--- Given entries Enclosed Below ---
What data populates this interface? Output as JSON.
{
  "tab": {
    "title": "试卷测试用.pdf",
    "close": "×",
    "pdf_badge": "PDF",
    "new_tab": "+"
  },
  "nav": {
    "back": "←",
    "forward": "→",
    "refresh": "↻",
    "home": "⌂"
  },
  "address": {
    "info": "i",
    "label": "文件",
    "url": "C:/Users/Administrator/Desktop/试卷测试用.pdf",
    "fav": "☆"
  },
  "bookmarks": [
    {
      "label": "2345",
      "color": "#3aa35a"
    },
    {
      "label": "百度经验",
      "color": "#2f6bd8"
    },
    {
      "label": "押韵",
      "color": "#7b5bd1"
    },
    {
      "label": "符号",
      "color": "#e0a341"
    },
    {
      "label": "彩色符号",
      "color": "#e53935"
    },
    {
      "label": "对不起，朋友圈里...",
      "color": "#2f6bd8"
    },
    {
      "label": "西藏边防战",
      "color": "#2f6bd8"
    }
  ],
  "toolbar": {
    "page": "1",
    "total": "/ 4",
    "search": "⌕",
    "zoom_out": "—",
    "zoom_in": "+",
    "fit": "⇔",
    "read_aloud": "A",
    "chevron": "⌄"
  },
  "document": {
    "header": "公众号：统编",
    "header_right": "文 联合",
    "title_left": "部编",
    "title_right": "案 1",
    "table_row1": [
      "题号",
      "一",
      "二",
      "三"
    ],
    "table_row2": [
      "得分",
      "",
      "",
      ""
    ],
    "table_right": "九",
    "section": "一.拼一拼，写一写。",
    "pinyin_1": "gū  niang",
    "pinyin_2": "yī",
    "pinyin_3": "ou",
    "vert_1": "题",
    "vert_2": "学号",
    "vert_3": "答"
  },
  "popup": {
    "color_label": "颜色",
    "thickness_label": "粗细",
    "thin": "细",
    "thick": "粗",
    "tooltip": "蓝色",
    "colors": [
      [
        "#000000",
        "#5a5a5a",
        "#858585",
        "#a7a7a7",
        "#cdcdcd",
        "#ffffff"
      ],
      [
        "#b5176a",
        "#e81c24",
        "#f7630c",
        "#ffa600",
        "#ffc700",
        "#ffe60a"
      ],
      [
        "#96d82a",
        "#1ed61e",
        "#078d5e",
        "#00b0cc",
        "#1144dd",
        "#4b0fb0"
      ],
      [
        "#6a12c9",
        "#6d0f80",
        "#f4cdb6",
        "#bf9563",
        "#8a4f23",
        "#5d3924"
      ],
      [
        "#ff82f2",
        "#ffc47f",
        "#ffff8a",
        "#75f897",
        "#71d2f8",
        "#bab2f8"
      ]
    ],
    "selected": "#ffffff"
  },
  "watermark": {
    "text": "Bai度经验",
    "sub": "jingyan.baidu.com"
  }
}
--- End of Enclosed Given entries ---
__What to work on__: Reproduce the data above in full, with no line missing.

__Result of the task__:
What data populates this interface? Output as JSON.
{
  "tab": {
    "title": "试卷测试用.pdf",
    "close": "×",
    "pdf_badge": "PDF",
    "new_tab": "+"
  },
  "nav": {
    "back": "←",
    "forward": "→",
    "refresh": "↻",
    "home": "⌂"
  },
  "address": {
    "info": "i",
    "label": "文件",
    "url": "C:/Users/Administrator/Desktop/试卷测试用.pdf",
    "fav": "☆"
  },
  "bookmarks": [
    {
      "label": "2345",
      "color": "#3aa35a"
    },
    {
      "label": "百度经验",
      "color": "#2f6bd8"
    },
    {
      "label": "押韵",
      "color": "#7b5bd1"
    },
    {
      "label": "符号",
      "color": "#e0a341"
    },
    {
      "label": "彩色符号",
      "color": "#e53935"
    },
    {
      "label": "对不起，朋友圈里...",
      "color": "#2f6bd8"
    },
    {
      "label": "西藏边防战",
      "color": "#2f6bd8"
    }
  ],
  "toolbar": {
    "page": "1",
    "total": "/ 4",
    "search": "⌕",
    "zoom_out": "—",
    "zoom_in": "+",
    "fit": "⇔",
    "read_aloud": "A",
    "chevron": "⌄"
  },
  "document": {
    "header": "公众号：统编",
    "header_right": "文 联合",
    "title_left": "部编",
    "title_right": "案 1",
    "table_row1": [
      "题号",
      "一",
      "二",
      "三"
    ],
    "table_row2": [
      "得分",
      "",
      "",
      ""
    ],
    "table_right": "九",
    "section": "一.拼一拼，写一写。",
    "pinyin_1": "gū  niang",
    "pinyin_2": "yī",
    "pinyin_3": "ou",
    "vert_1": "题",
    "vert_2": "学号",
    "vert_3": "答"
  },
  "popup": {
    "color_label": "颜色",
    "thickness_label": "粗细",
    "thin": "细",
    "thick": "粗",
    "tooltip": "蓝色",
    "colors": [
      [
        "#000000",
        "#5a5a5a",
        "#858585",
        "#a7a7a7",
        "#cdcdcd",
        "#ffffff"
      ],
      [
        "#b5176a",
        "#e81c24",
        "#f7630c",
        "#ffa600",
        "#ffc700",
        "#ffe60a"
      ],
      [
        "#96d82a",
        "#1ed61e",
        "#078d5e",
        "#00b0cc",
        "#1144dd",
        "#4b0fb0"
      ],
      [
        "#6a12c9",
        "#6d0f80",
        "#f4cdb6",
        "#bf9563",
        "#8a4f23",
        "#5d3924"
      ],
      [
        "#ff82f2",
        "#ffc47f",
        "#ffff8a",
        "#75f897",
        "#71d2f8",
        "#bab2f8"
      ]
    ],
    "selected": "#ffffff"
  },
  "watermark": {
    "text": "Bai度经验",
    "sub": "jingyan.baidu.com"
  }
}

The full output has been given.